North Korea and Nigeria signed a cooperation agreement to promote the exchange of knowledge in information technology and the use of modern technology between the two countries’ public sectors on Wednesday.
The agreement was announced as part of a nine point communique that marked the end of the 4th Session of the Nigeria-DPRK meeting in Abuja. Nigeria’s Permanent Secretary of the Ministry of foreign affairs Dr Martin Uhomoihbi and the DPRK’s Vice Minister of Trade Ri Myong San jointly read out the communique.
The two countries also agreed to facilitate the exchange of experts, technicians and university professors between the DPRK and Nigerian universities. Under the agreement, educational institutions would be able to carry out joint research projects covering a variety of sectors including energy, industrial technology and agriculture.
North Korea and Nigeria formally established diplomatic relations in 1976 and signed a similar cooperation agreement in 2012.
“One remarkable thing about our relations is that it has never been for once disrupted or frosty and this, indeed, is a testimony to very cordial and warm relations existing between both countries.” Uhomoihbi told assembled reporters at the event.
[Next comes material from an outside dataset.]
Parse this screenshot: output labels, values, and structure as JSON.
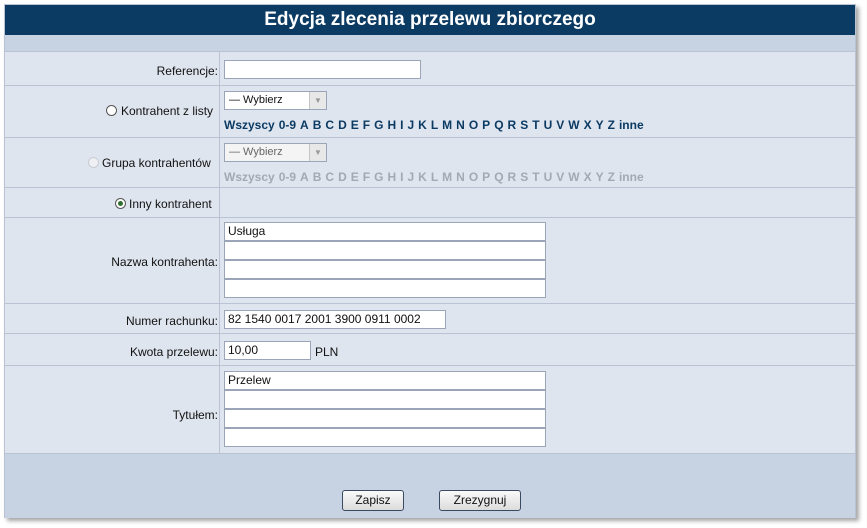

He added that the two countries both faced “teething development challenges”.
The two countries were keen to signal their strengthening ties, with North Korea announcing its desire to see Nigeria on the UN Security Council.
“We wish Nigeria becomes a permanent member of the UN Security Council and play a greater role in representing and protecting the interests of African people in the international arena,” San said at the press conference for the event.
The news comes four days after North Korea launched a tirade or racist slurs on President Obama, via their state run news outlet KCNA.
Featured Image: Ri Sok Chol (R) and Mustapha Bellow (L) sign a memorandum of understanding in December 2012, source KCNA
Join the influential community of members who rely on NK News original news and in-depth reporting.
Subscribe to read the remaining 304 words of this article.